President of the La Brea Fisherfolk Association, Alvin La Borde, said yesterday that fishermen were not prepared to sell contaminated fish to consumers.
“We don’t want to take our vessels out there with that chemical in the water. We don’t want to pass the vessels on the chemical and then contaminate the fish. We don’t want to get people sick. We know about the chemical they are using to clean the oil and we want to be cautious,” he said.
The fishermen have expressed concern about the dispersant Corexit 9500, used to remove the oil from the water surface.
La Borde said fishermen were awaiting confirmation from various agencies before returning to the sea.
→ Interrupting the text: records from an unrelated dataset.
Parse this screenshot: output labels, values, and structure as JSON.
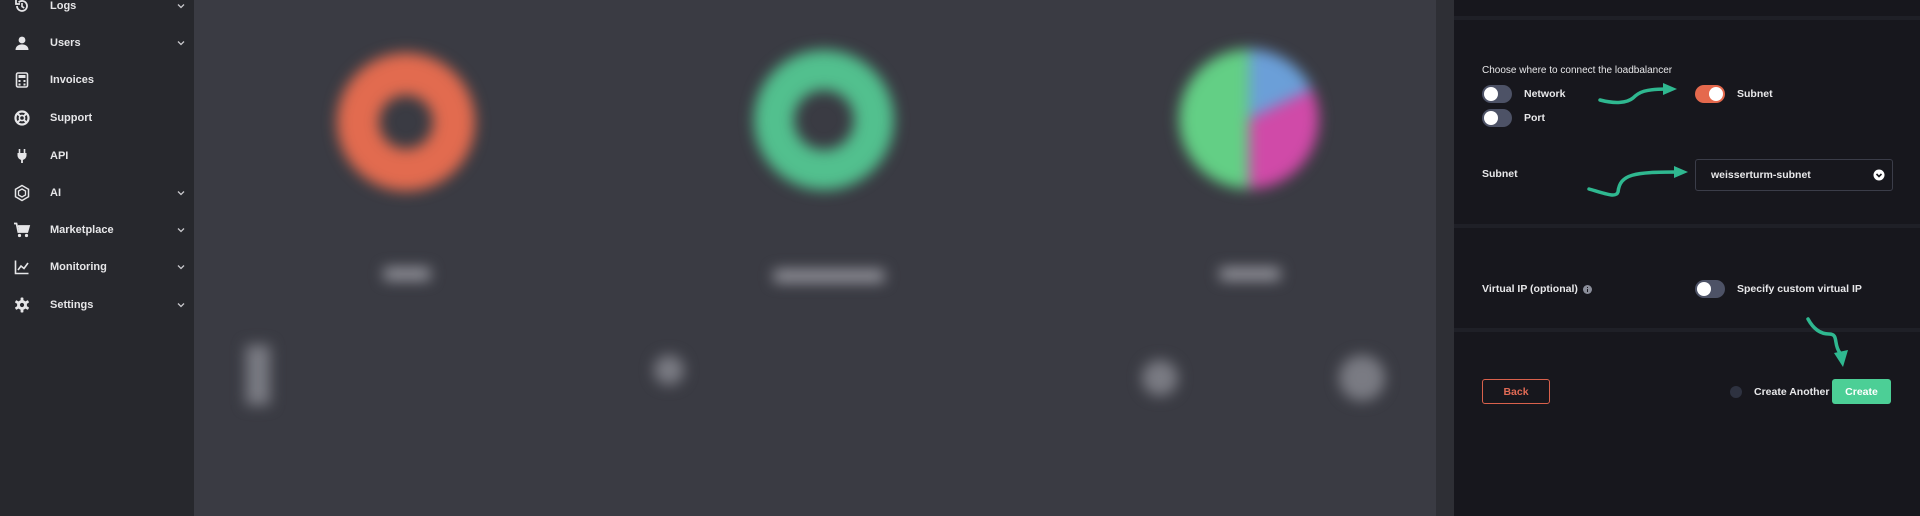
{
  "sidebar": {
    "items": [
      {
        "label": "Logs",
        "icon": "history-icon",
        "has_chevron": true
      },
      {
        "label": "Users",
        "icon": "user-icon",
        "has_chevron": true
      },
      {
        "label": "Invoices",
        "icon": "calculator-icon",
        "has_chevron": false
      },
      {
        "label": "Support",
        "icon": "lifebuoy-icon",
        "has_chevron": false
      },
      {
        "label": "API",
        "icon": "plug-icon",
        "has_chevron": false
      },
      {
        "label": "AI",
        "icon": "ai-chip-icon",
        "has_chevron": true
      },
      {
        "label": "Marketplace",
        "icon": "cart-icon",
        "has_chevron": true
      },
      {
        "label": "Monitoring",
        "icon": "chart-line-icon",
        "has_chevron": true
      },
      {
        "label": "Settings",
        "icon": "gear-icon",
        "has_chevron": true
      }
    ]
  },
  "panel": {
    "connect_heading": "Choose where to connect the loadbalancer",
    "options": {
      "network": {
        "label": "Network",
        "on": false
      },
      "subnet": {
        "label": "Subnet",
        "on": true
      },
      "port": {
        "label": "Port",
        "on": false
      }
    },
    "subnet_field": {
      "label": "Subnet",
      "value": "weisserturm-subnet"
    },
    "virtual_ip": {
      "label": "Virtual IP (optional)",
      "toggle_label": "Specify custom virtual IP",
      "on": false
    },
    "actions": {
      "back": "Back",
      "create_another": "Create Another",
      "create": "Create"
    }
  },
  "colors": {
    "accent_green": "#4ccf96",
    "accent_orange": "#e5694d",
    "annotation_arrow": "#2fb890",
    "panel_bg": "#17171d",
    "sidebar_bg": "#27282d"
  }
}
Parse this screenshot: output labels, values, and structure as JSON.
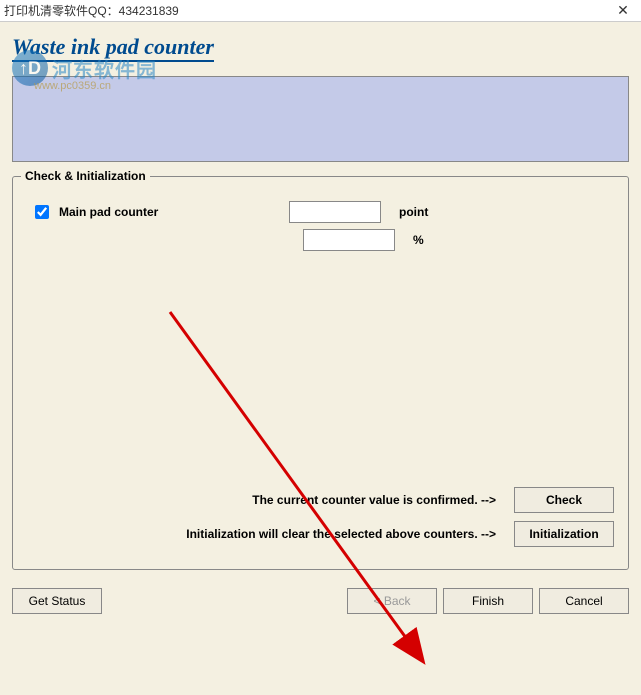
{
  "window": {
    "title": "打印机清零软件QQ：434231839",
    "close": "✕"
  },
  "watermark": {
    "logo_glyph": "↑D",
    "text": "河东软件园",
    "url": "www.pc0359.cn"
  },
  "heading": "Waste ink pad counter",
  "group": {
    "legend": "Check & Initialization",
    "main_pad_label": "Main pad counter",
    "main_pad_checked": true,
    "point_value": "",
    "point_unit": "point",
    "percent_value": "",
    "percent_unit": "%",
    "check_info": "The current counter value is confirmed. -->",
    "init_info": "Initialization will clear the selected above counters. -->",
    "check_btn": "Check",
    "init_btn": "Initialization"
  },
  "buttons": {
    "get_status": "Get Status",
    "back": "< Back",
    "finish": "Finish",
    "cancel": "Cancel"
  }
}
Fishing vessels stained in the oil spill were cleaned last weekend.
La Borde said fishermen were pleased with the chemical used to clean the vessels. He said 28 fishing pirogues were contaminated in the oil spill.
La Brea fishermen have not returned to the sea since the oil spill on December 18.
And residents were informed yesterday that the clean-up exercise was nearing completion.
Ricardo Learmont, a resident who was hired in the clean-up exercise, said: “The work is closing off now. The beach clean-up is completed, they just have the mangrove to complete now. We are awaiting payment now and then that’s it.”
Another resident, Wendell Thomas, said he too was informed that the clean-up exercise was completed.
“I didn’t go today because they said it finished. It is not up to my standard, but if they say so... I think just a few people get called out to work today,” he said.
The Express learned that several residents have also resumed cooking in their homes, although no official clearance was given by Petrotrin and the Environmental Management Authority (EMA).
Learmont said: “Many people have started lighting their stoves again. We hope things can go back to normal and we all can live comfortable again.”
Several attempts to contact Petrotrin’s communications officials yesterday for an update on the clean-up exercise proved futile.